Working data ::
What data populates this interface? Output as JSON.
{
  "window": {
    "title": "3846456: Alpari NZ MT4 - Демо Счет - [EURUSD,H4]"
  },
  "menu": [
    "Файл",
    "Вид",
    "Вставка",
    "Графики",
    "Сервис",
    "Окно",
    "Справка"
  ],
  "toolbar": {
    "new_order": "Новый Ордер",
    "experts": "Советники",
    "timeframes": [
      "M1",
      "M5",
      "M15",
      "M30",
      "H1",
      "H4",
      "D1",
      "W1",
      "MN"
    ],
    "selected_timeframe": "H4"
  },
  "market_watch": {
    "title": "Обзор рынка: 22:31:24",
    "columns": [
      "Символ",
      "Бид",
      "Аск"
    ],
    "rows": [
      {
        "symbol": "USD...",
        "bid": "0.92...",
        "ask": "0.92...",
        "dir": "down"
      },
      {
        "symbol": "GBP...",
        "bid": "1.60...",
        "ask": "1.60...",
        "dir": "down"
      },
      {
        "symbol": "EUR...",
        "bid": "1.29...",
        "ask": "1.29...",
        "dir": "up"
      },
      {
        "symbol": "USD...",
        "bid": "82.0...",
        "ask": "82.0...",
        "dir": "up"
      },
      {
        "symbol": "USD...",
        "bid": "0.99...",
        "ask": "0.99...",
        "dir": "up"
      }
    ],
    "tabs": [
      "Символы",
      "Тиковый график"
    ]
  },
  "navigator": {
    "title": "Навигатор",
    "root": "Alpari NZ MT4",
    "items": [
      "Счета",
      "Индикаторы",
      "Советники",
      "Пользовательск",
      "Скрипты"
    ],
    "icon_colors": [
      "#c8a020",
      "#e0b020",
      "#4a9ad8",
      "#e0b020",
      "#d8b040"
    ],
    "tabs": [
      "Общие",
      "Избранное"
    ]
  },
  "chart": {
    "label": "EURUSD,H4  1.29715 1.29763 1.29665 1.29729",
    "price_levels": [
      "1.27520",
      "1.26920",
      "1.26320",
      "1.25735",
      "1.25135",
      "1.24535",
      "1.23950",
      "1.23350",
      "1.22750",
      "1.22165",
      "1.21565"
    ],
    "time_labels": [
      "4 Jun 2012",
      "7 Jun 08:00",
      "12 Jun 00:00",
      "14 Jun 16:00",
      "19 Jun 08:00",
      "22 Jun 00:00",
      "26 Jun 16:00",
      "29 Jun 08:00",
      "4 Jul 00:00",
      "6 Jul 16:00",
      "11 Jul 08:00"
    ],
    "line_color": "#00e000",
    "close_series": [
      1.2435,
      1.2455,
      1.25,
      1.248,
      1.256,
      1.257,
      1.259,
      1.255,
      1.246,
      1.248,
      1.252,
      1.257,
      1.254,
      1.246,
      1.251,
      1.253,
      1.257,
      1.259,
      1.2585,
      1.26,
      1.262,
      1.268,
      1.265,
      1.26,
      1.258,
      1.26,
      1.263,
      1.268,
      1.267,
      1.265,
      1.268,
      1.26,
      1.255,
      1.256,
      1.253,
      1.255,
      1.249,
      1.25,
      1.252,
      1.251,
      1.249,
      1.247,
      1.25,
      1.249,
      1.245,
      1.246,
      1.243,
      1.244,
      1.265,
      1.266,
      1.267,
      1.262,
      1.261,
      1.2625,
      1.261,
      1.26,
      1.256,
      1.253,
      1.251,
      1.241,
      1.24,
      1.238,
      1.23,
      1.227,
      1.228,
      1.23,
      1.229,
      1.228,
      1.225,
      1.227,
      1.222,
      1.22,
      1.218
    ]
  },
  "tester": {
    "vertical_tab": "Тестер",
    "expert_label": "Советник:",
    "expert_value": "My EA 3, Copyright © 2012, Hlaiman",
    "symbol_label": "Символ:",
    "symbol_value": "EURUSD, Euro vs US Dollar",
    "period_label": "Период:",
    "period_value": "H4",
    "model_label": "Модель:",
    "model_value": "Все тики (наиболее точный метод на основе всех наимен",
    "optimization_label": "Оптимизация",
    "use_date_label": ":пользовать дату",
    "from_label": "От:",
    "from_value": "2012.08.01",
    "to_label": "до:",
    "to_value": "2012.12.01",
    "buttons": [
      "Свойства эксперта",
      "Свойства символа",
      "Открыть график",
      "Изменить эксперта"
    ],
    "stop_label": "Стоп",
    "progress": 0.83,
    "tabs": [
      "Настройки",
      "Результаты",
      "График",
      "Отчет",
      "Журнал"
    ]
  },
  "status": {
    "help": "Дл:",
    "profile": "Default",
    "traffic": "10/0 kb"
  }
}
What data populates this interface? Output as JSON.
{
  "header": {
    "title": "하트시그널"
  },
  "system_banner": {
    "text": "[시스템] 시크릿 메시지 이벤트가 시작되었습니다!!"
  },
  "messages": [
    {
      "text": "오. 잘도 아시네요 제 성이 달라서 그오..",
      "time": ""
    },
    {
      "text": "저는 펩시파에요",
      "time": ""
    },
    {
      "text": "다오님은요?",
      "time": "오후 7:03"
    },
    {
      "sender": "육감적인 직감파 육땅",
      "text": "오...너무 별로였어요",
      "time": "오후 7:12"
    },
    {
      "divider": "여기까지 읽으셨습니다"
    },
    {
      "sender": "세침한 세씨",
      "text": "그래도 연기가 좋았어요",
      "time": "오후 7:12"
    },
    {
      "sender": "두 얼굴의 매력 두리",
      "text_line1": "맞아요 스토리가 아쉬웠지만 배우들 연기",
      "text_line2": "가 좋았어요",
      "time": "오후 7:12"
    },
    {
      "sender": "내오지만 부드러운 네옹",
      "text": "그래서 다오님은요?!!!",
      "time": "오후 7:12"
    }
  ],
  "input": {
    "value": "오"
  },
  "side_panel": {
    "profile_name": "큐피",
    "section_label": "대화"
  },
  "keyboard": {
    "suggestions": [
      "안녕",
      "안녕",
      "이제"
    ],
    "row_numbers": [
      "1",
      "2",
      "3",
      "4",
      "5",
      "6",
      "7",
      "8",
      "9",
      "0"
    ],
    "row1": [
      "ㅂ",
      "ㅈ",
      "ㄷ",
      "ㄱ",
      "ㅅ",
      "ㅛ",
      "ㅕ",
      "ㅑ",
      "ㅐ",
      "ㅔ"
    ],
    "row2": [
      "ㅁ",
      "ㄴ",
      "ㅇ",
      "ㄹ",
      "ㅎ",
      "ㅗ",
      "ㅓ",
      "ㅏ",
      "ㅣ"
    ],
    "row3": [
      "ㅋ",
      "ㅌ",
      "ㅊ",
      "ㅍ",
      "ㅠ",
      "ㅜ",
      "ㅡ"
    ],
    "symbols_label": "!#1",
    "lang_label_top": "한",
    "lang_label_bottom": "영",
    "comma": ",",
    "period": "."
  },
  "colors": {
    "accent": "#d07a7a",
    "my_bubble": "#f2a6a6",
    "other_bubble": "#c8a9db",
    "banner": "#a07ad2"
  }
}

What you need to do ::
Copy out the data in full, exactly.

Task result ::
What data populates this interface? Output as JSON.
{
  "window": {
    "title": "3846456: Alpari NZ MT4 - Демо Счет - [EURUSD,H4]"
  },
  "menu": [
    "Файл",
    "Вид",
    "Вставка",
    "Графики",
    "Сервис",
    "Окно",
    "Справка"
  ],
  "toolbar": {
    "new_order": "Новый Ордер",
    "experts": "Советники",
    "timeframes": [
      "M1",
      "M5",
      "M15",
      "M30",
      "H1",
      "H4",
      "D1",
      "W1",
      "MN"
    ],
    "selected_timeframe": "H4"
  },
  "market_watch": {
    "title": "Обзор рынка: 22:31:24",
    "columns": [
      "Символ",
      "Бид",
      "Аск"
    ],
    "rows": [
      {
        "symbol": "USD...",
        "bid": "0.92...",
        "ask": "0.92...",
        "dir": "down"
      },
      {
        "symbol": "GBP...",
        "bid": "1.60...",
        "ask": "1.60...",
        "dir": "down"
      },
      {
        "symbol": "EUR...",
        "bid": "1.29...",
        "ask": "1.29...",
        "dir": "up"
      },
      {
        "symbol": "USD...",
        "bid": "82.0...",
        "ask": "82.0...",
        "dir": "up"
      },
      {
        "symbol": "USD...",
        "bid": "0.99...",
        "ask": "0.99...",
        "dir": "up"
      }
    ],
    "tabs": [
      "Символы",
      "Тиковый график"
    ]
  },
  "navigator": {
    "title": "Навигатор",
    "root": "Alpari NZ MT4",
    "items": [
      "Счета",
      "Индикаторы",
      "Советники",
      "Пользовательск",
      "Скрипты"
    ],
    "icon_colors": [
      "#c8a020",
      "#e0b020",
      "#4a9ad8",
      "#e0b020",
      "#d8b040"
    ],
    "tabs": [
      "Общие",
      "Избранное"
    ]
  },
  "chart": {
    "label": "EURUSD,H4  1.29715 1.29763 1.29665 1.29729",
    "price_levels": [
      "1.27520",
      "1.26920",
      "1.26320",
      "1.25735",
      "1.25135",
      "1.24535",
      "1.23950",
      "1.23350",
      "1.22750",
      "1.22165",
      "1.21565"
    ],
    "time_labels": [
      "4 Jun 2012",
      "7 Jun 08:00",
      "12 Jun 00:00",
      "14 Jun 16:00",
      "19 Jun 08:00",
      "22 Jun 00:00",
      "26 Jun 16:00",
      "29 Jun 08:00",
      "4 Jul 00:00",
      "6 Jul 16:00",
      "11 Jul 08:00"
    ],
    "line_color": "#00e000",
    "close_series": [
      1.2435,
      1.2455,
      1.25,
      1.248,
      1.256,
      1.257,
      1.259,
      1.255,
      1.246,
      1.248,
      1.252,
      1.257,
      1.254,
      1.246,
      1.251,
      1.253,
      1.257,
      1.259,
      1.2585,
      1.26,
      1.262,
      1.268,
      1.265,
      1.26,
      1.258,
      1.26,
      1.263,
      1.268,
      1.267,
      1.265,
      1.268,
      1.26,
      1.255,
      1.256,
      1.253,
      1.255,
      1.249,
      1.25,
      1.252,
      1.251,
      1.249,
      1.247,
      1.25,
      1.249,
      1.245,
      1.246,
      1.243,
      1.244,
      1.265,
      1.266,
      1.267,
      1.262,
      1.261,
      1.2625,
      1.261,
      1.26,
      1.256,
      1.253,
      1.251,
      1.241,
      1.24,
      1.238,
      1.23,
      1.227,
      1.228,
      1.23,
      1.229,
      1.228,
      1.225,
      1.227,
      1.222,
      1.22,
      1.218
    ]
  },
  "tester": {
    "vertical_tab": "Тестер",
    "expert_label": "Советник:",
    "expert_value": "My EA 3, Copyright © 2012, Hlaiman",
    "symbol_label": "Символ:",
    "symbol_value": "EURUSD, Euro vs US Dollar",
    "period_label": "Период:",
    "period_value": "H4",
    "model_label": "Модель:",
    "model_value": "Все тики (наиболее точный метод на основе всех наимен",
    "optimization_label": "Оптимизация",
    "use_date_label": ":пользовать дату",
    "from_label": "От:",
    "from_value": "2012.08.01",
    "to_label": "до:",
    "to_value": "2012.12.01",
    "buttons": [
      "Свойства эксперта",
      "Свойства символа",
      "Открыть график",
      "Изменить эксперта"
    ],
    "stop_label": "Стоп",
    "progress": 0.83,
    "tabs": [
      "Настройки",
      "Результаты",
      "График",
      "Отчет",
      "Журнал"
    ]
  },
  "status": {
    "help": "Дл:",
    "profile": "Default",
    "traffic": "10/0 kb"
  }
}
What data populates this interface? Output as JSON.
{
  "header": {
    "title": "하트시그널"
  },
  "system_banner": {
    "text": "[시스템] 시크릿 메시지 이벤트가 시작되었습니다!!"
  },
  "messages": [
    {
      "text": "오. 잘도 아시네요 제 성이 달라서 그오..",
      "time": ""
    },
    {
      "text": "저는 펩시파에요",
      "time": ""
    },
    {
      "text": "다오님은요?",
      "time": "오후 7:03"
    },
    {
      "sender": "육감적인 직감파 육땅",
      "text": "오...너무 별로였어요",
      "time": "오후 7:12"
    },
    {
      "divider": "여기까지 읽으셨습니다"
    },
    {
      "sender": "세침한 세씨",
      "text": "그래도 연기가 좋았어요",
      "time": "오후 7:12"
    },
    {
      "sender": "두 얼굴의 매력 두리",
      "text_line1": "맞아요 스토리가 아쉬웠지만 배우들 연기",
      "text_line2": "가 좋았어요",
      "time": "오후 7:12"
    },
    {
      "sender": "내오지만 부드러운 네옹",
      "text": "그래서 다오님은요?!!!",
      "time": "오후 7:12"
    }
  ],
  "input": {
    "value": "오"
  },
  "side_panel": {
    "profile_name": "큐피",
    "section_label": "대화"
  },
  "keyboard": {
    "suggestions": [
      "안녕",
      "안녕",
      "이제"
    ],
    "row_numbers": [
      "1",
      "2",
      "3",
      "4",
      "5",
      "6",
      "7",
      "8",
      "9",
      "0"
    ],
    "row1": [
      "ㅂ",
      "ㅈ",
      "ㄷ",
      "ㄱ",
      "ㅅ",
      "ㅛ",
      "ㅕ",
      "ㅑ",
      "ㅐ",
      "ㅔ"
    ],
    "row2": [
      "ㅁ",
      "ㄴ",
      "ㅇ",
      "ㄹ",
      "ㅎ",
      "ㅗ",
      "ㅓ",
      "ㅏ",
      "ㅣ"
    ],
    "row3": [
      "ㅋ",
      "ㅌ",
      "ㅊ",
      "ㅍ",
      "ㅠ",
      "ㅜ",
      "ㅡ"
    ],
    "symbols_label": "!#1",
    "lang_label_top": "한",
    "lang_label_bottom": "영",
    "comma": ",",
    "period": "."
  },
  "colors": {
    "accent": "#d07a7a",
    "my_bubble": "#f2a6a6",
    "other_bubble": "#c8a9db",
    "banner": "#a07ad2"
  }
}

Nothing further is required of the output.